The task:
Each entry that follows should be written again verbatim.

[Excerpts from an interface dataset]
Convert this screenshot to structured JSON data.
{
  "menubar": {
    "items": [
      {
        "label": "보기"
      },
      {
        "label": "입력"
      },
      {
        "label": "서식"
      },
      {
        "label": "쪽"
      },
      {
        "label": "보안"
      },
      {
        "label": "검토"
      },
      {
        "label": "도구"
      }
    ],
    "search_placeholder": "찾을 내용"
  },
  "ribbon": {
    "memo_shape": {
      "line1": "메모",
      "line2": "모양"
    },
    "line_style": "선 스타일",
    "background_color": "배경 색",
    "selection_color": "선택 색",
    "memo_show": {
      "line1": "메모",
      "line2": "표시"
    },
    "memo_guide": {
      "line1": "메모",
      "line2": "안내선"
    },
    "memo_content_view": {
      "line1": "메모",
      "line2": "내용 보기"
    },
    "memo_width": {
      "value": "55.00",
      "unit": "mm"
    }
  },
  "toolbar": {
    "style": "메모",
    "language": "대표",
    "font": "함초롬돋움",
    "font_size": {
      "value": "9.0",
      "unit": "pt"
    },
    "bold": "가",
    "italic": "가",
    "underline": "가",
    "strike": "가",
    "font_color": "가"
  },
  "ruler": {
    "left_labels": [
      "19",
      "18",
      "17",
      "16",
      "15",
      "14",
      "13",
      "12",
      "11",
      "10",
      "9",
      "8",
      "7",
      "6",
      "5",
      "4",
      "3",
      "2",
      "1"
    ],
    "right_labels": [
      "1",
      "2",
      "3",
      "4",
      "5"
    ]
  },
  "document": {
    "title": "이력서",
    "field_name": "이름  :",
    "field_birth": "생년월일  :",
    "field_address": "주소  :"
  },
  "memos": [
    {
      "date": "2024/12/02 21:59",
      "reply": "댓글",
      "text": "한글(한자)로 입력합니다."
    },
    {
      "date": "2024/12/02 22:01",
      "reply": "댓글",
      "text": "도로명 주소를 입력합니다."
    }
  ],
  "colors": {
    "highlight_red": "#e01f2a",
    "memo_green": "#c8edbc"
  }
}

Response to this task:
Convert this screenshot to structured JSON data.
{
  "menubar": {
    "items": [
      {
        "label": "보기"
      },
      {
        "label": "입력"
      },
      {
        "label": "서식"
      },
      {
        "label": "쪽"
      },
      {
        "label": "보안"
      },
      {
        "label": "검토"
      },
      {
        "label": "도구"
      }
    ],
    "search_placeholder": "찾을 내용"
  },
  "ribbon": {
    "memo_shape": {
      "line1": "메모",
      "line2": "모양"
    },
    "line_style": "선 스타일",
    "background_color": "배경 색",
    "selection_color": "선택 색",
    "memo_show": {
      "line1": "메모",
      "line2": "표시"
    },
    "memo_guide": {
      "line1": "메모",
      "line2": "안내선"
    },
    "memo_content_view": {
      "line1": "메모",
      "line2": "내용 보기"
    },
    "memo_width": {
      "value": "55.00",
      "unit": "mm"
    }
  },
  "toolbar": {
    "style": "메모",
    "language": "대표",
    "font": "함초롬돋움",
    "font_size": {
      "value": "9.0",
      "unit": "pt"
    },
    "bold": "가",
    "italic": "가",
    "underline": "가",
    "strike": "가",
    "font_color": "가"
  },
  "ruler": {
    "left_labels": [
      "19",
      "18",
      "17",
      "16",
      "15",
      "14",
      "13",
      "12",
      "11",
      "10",
      "9",
      "8",
      "7",
      "6",
      "5",
      "4",
      "3",
      "2",
      "1"
    ],
    "right_labels": [
      "1",
      "2",
      "3",
      "4",
      "5"
    ]
  },
  "document": {
    "title": "이력서",
    "field_name": "이름  :",
    "field_birth": "생년월일  :",
    "field_address": "주소  :"
  },
  "memos": [
    {
      "date": "2024/12/02 21:59",
      "reply": "댓글",
      "text": "한글(한자)로 입력합니다."
    },
    {
      "date": "2024/12/02 22:01",
      "reply": "댓글",
      "text": "도로명 주소를 입력합니다."
    }
  ],
  "colors": {
    "highlight_red": "#e01f2a",
    "memo_green": "#c8edbc"
  }
}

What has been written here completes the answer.